All property is theft, it has been observed, and some of the most expensive property in London, especially, appears to have been purchased with the proceeds of crime of one sort or another. Of course, not every home registered to an offshore trust belongs to a drug dealer or money launderer – many are merely legally avoiding their tax obligations, as they would see it – but enough are so financed for the Prime Minister to make a point about proposing to clean things up during a speech in faraway Singapore.

So what will be the consequence of David Cameron’s laudable campaign? The London property scene, or at least its top end, is already under threat from  a number of global phenomena. Sanctions on Russia have already had an effect, while the fallout from the stock market crash in China is yet to be felt.

Speculators, some honest, of every nationality have been piling into the capital, in any case, and flats in new “prestige” developments are being bought off-plan once again, one of the sure signs of trouble brewing.

Interest rates are due to rise early next year, which won’t exactly help either. Nor will the criminals quietly selling their mansions and penthouse apartments. And what knocks property values in Mayfair, Kensington and Canary Wharf eventually feeds through to Wimbledon, Northolt and Croydon.

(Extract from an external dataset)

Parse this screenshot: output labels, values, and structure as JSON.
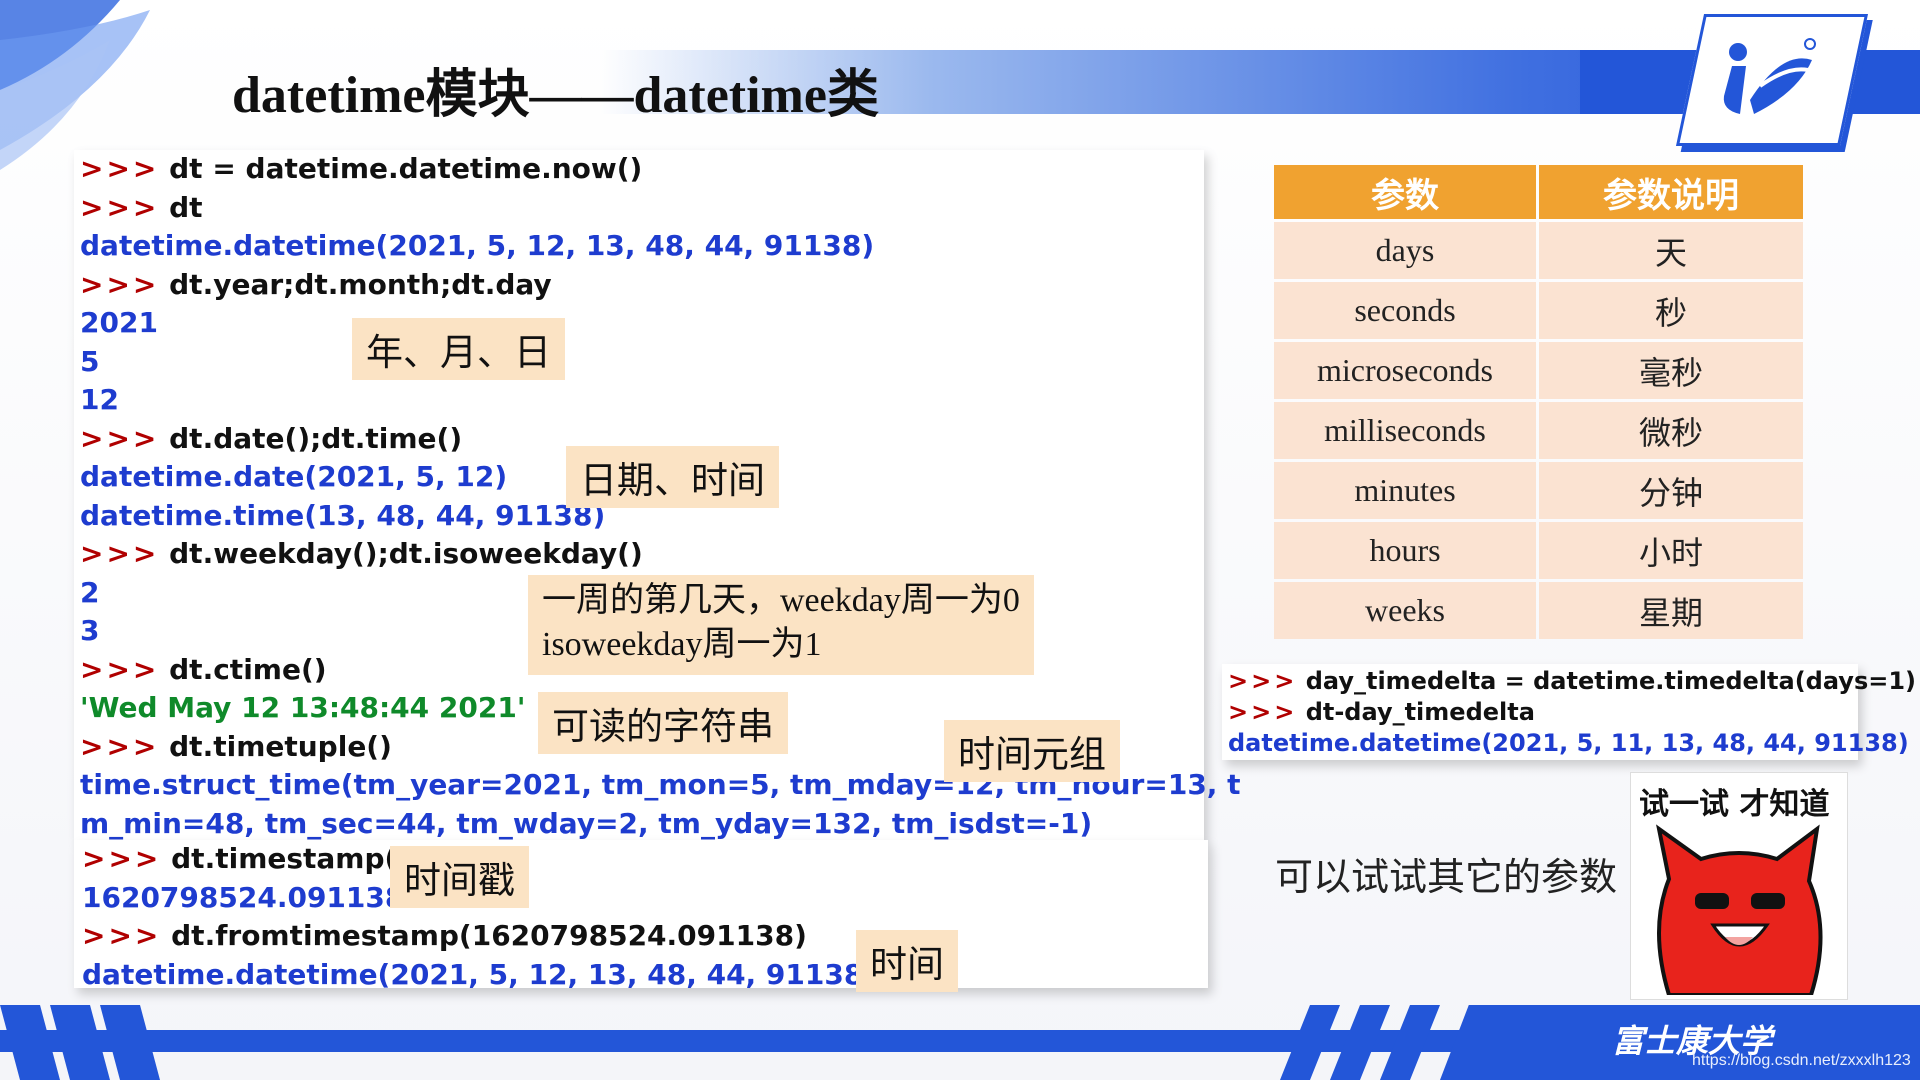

Thus it may be that some small measure of social justice will eventually be delivered by a housing crash. It may rob those who have chosen to stash their ill-gotten gains of an easy profit, while making life easier for first-time buyers. The surest sign of an approaching property crash is when everyone – rich and poor, foreign and local, straight and crooked – agrees that it couldn’t possibly happen, or that any “correction” will be modest. Mr Cameron is right to target the criminals.